Make the Most of Your Radio Interview to Boost Sales
Giving interviews helps to establish you as an expert in your area of interest. Authors and people in the book industry are wise to participate as often as possible.
As a radio talk show host, I have the opportunity to interview authors and business people who work in the publishing industry every week on CALLING ALL AUTHORS. Personalities appear with me on the show each week, and for each program, we have a routine that works well for us and for our guests. Here are some tips and details of etiquette that apply to any interview with the media, including newspapers, television interviews and radio interviews.
o Be prepared. Provide your host with six to ten talking points you’d like to discuss at least a week before the interview. Organize these points in a logical order and actually use them when you are on the air.

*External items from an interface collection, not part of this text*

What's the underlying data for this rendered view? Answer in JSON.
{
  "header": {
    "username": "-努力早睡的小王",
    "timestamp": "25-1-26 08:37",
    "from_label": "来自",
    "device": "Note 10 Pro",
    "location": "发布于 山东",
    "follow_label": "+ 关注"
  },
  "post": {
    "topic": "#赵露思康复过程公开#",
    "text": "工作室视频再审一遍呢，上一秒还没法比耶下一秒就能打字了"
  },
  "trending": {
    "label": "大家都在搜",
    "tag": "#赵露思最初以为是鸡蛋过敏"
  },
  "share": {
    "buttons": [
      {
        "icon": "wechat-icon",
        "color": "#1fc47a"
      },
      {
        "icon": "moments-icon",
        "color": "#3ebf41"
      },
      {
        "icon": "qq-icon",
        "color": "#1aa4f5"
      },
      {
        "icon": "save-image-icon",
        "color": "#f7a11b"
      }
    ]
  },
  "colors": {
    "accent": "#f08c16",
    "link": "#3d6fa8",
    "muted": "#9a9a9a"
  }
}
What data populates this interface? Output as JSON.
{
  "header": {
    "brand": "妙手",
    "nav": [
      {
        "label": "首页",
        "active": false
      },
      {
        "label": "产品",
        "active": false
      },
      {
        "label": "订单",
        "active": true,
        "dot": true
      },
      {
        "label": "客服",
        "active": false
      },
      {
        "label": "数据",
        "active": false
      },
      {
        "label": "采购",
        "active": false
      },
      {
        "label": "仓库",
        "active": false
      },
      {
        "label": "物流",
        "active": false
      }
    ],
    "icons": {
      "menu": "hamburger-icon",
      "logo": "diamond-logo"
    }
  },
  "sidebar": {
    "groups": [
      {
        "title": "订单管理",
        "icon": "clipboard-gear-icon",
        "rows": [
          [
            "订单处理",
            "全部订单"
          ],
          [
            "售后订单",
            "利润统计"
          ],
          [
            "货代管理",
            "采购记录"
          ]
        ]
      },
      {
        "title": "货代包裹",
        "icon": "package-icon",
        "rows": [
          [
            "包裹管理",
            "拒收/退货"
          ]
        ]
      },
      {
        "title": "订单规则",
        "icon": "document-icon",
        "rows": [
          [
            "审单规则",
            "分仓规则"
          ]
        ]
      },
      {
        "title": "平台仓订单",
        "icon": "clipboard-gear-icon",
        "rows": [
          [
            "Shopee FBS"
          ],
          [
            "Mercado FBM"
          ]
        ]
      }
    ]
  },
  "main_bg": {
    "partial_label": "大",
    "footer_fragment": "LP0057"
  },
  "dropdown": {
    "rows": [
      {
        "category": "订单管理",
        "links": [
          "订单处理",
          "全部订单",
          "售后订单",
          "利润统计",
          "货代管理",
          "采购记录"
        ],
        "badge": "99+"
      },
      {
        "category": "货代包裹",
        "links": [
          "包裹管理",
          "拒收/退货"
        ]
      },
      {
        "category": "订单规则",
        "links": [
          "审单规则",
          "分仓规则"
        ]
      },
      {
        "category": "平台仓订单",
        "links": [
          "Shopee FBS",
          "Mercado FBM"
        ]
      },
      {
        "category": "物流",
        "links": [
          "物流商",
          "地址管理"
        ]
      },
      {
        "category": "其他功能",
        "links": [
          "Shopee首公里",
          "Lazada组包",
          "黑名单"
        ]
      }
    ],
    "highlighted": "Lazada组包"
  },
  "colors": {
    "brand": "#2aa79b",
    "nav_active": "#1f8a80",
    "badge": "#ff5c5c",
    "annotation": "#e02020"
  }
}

o Keep the appointment and be on time. There is nothing more impolite than to not show up, or to show up late for an interview. Unless you’ve had a serious calamity in your life, call in at the appointed time. Make it a priority to participate. If you can’t make the interview, call or email the host at least day ahead. Please, do not just “not show up.” You will not be invited back—ever.
o Speak clearly. Remember that you are talking to promote yourself, your book or your business. Slow down if you usually talk too fast, speed up if you usually talk too slowly, and speak loudly enough to be heard. It is amazing how often people mumble into the phone. And, don’t breathe heavily into the phone, the air muffles the conversation.
o No multi-tasking. Turn off your computer, or turn away from it so you are not tempted to multi-task. Close the door to the room and ask your family to stay away till you come out after your interview. Please, don’t do the dishes or tidy up your office while you are talking.
o Be polite and cheerful. It is okay to be happy on the program. Even if your topic is serious, an occasional, appropriately light-hearted comment is a good thing. Remember, you are showing who you are, so a cheerful demeanor goes a long way help listeners hear what you are saying.
o Give the host a chance to interact with you. Be complete in your answers to all questions, but don’t run on for several minutes without pausing. The host may have a question your listeners are thinking too, and if he/she can ask the question, your interview is even more valuable to you.
o Use an outline for your responses. All too often guests read from a written text. At the most, have your talking points list and a few short comments for each so you remember what you want to say about each item. But, do not write out a long answer. The temptation is to read it, as this kills the conversational style of an interview.
o Be sure to give your website URL. Your host will ask you to say what your website or email address is so listeners can contact you. Work it out ahead of time how to most easily give this information. Most people know you need the www. Ahead of the website, so you don’t really have to say that part anymore. Point out anything unusual about the address — perhaps a number or a strange spelling is part of your URL. Make sure to clarify that as you give the information.
After the interview is over, write a quick thank you email to your host. This goes a long way to getting yourself invited back on the show. Keep in touch with the show host for future events you’d like to publicize. Being on talk shows is a very valuable form of exposure, and the more of them you can do, the better. And, if there is a way to advertise on the show’s home page, for a reasonable cost, jump in. There are plenty of other people who come to the show’s archives, and will see your display ad. It may encourage them to listen to your interview as well, and if you are running a commercial, everyone who hears it will connect with you long after your show airs.